Component data from apps and pages
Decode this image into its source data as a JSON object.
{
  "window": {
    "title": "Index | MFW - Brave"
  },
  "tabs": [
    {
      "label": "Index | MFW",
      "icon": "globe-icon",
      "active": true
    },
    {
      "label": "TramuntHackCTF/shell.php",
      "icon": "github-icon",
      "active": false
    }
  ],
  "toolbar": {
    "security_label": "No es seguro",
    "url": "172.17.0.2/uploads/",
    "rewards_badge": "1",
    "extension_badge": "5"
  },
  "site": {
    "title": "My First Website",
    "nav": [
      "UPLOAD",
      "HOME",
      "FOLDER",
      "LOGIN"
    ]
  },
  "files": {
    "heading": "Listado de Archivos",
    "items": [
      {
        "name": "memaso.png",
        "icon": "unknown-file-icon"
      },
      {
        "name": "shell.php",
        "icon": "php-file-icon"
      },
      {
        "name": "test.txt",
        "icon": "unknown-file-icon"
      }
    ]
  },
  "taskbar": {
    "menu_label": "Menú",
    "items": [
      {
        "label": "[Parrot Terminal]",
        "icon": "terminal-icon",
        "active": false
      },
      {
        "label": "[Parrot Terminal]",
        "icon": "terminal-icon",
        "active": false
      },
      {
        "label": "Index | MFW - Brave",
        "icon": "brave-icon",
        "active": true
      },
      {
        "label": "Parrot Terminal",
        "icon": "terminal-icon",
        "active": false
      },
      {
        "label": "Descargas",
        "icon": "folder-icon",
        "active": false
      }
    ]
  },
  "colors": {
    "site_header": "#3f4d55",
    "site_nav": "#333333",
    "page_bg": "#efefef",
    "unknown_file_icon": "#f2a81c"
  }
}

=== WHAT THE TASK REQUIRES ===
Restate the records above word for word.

=== TASK RESULT ===
Decode this image into its source data as a JSON object.
{
  "window": {
    "title": "Index | MFW - Brave"
  },
  "tabs": [
    {
      "label": "Index | MFW",
      "icon": "globe-icon",
      "active": true
    },
    {
      "label": "TramuntHackCTF/shell.php",
      "icon": "github-icon",
      "active": false
    }
  ],
  "toolbar": {
    "security_label": "No es seguro",
    "url": "172.17.0.2/uploads/",
    "rewards_badge": "1",
    "extension_badge": "5"
  },
  "site": {
    "title": "My First Website",
    "nav": [
      "UPLOAD",
      "HOME",
      "FOLDER",
      "LOGIN"
    ]
  },
  "files": {
    "heading": "Listado de Archivos",
    "items": [
      {
        "name": "memaso.png",
        "icon": "unknown-file-icon"
      },
      {
        "name": "shell.php",
        "icon": "php-file-icon"
      },
      {
        "name": "test.txt",
        "icon": "unknown-file-icon"
      }
    ]
  },
  "taskbar": {
    "menu_label": "Menú",
    "items": [
      {
        "label": "[Parrot Terminal]",
        "icon": "terminal-icon",
        "active": false
      },
      {
        "label": "[Parrot Terminal]",
        "icon": "terminal-icon",
        "active": false
      },
      {
        "label": "Index | MFW - Brave",
        "icon": "brave-icon",
        "active": true
      },
      {
        "label": "Parrot Terminal",
        "icon": "terminal-icon",
        "active": false
      },
      {
        "label": "Descargas",
        "icon": "folder-icon",
        "active": false
      }
    ]
  },
  "colors": {
    "site_header": "#3f4d55",
    "site_nav": "#333333",
    "page_bg": "#efefef",
    "unknown_file_icon": "#f2a81c"
  }
}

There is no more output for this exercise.